“This is a great feeling. I don’t want this to end here and I don’t want this to stop. Actually, I want this to be the beginning,” Burdette said. “I know winning a state championship isn’t possible every single year, but I want everybody that will be coming up through there to know that as long as I am able — my goal will be to get us back here.”


And like the last six years have shown, the newest Eastern goal will only be attainable through even more hard work — which includes the offseason.


“The seniors, or the older group as we called them, had been playing summer ball since they were in elementary. Five of these underclassmen are already doing the same thing. I think it’s a testament to both the kids and their parents in having a vision of what it takes to make them better ball players,” Burdette said. “I have always tried as a parent and a coach to prepare the kids for the future, not just let them wait for the future to come to them. I know it can be rough at times, but the reward will pay off in the long run if you are willing to put in the effort.”


Next winter, Eastern will wear an even larger bull’s-eye thanks to its accomplishments during the 2014 campaign. The time is now to start working on defending what so few have ever known.


NOTES: Louise Drummond and Linda Ross served as co-coaches on the 1976 Class AAA state championship team from Adena, while Lee Snyder led the Lady Warriors to their 1994 championship in Division III.

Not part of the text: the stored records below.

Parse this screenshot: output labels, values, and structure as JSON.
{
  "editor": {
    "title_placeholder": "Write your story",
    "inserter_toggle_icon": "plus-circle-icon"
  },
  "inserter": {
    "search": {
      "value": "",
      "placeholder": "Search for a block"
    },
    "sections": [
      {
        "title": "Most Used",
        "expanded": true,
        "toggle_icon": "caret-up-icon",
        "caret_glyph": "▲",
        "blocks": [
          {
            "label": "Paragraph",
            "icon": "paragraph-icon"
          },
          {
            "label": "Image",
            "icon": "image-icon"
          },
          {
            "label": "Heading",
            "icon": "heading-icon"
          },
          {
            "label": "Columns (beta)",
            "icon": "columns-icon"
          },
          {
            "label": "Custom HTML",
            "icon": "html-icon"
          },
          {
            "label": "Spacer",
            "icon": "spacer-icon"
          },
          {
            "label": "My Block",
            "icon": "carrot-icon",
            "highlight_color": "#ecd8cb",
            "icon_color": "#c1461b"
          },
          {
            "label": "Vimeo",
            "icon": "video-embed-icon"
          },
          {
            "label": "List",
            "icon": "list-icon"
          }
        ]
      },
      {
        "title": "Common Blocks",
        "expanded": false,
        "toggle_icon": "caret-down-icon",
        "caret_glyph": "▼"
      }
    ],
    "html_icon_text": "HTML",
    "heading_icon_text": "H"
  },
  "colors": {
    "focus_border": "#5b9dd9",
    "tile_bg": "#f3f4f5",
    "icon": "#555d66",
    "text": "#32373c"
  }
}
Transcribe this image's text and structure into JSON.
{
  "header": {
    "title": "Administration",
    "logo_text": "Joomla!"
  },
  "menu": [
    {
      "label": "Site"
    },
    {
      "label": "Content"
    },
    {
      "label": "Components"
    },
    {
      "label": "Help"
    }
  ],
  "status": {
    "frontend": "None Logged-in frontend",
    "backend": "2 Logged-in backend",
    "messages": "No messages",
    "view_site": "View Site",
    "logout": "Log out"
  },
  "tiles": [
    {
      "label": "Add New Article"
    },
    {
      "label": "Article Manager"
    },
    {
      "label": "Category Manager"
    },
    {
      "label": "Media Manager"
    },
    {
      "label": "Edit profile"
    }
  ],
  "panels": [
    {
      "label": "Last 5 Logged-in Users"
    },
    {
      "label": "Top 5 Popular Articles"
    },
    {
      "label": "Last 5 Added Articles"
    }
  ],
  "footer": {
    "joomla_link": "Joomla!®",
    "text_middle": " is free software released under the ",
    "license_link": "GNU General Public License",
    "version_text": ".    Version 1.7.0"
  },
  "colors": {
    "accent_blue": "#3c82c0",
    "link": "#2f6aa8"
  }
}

OVP sports writer Alex Hawley contributed to this report.

Comments
comments powered by Disqus


Featured Businesses


Poll



Mortgage Minute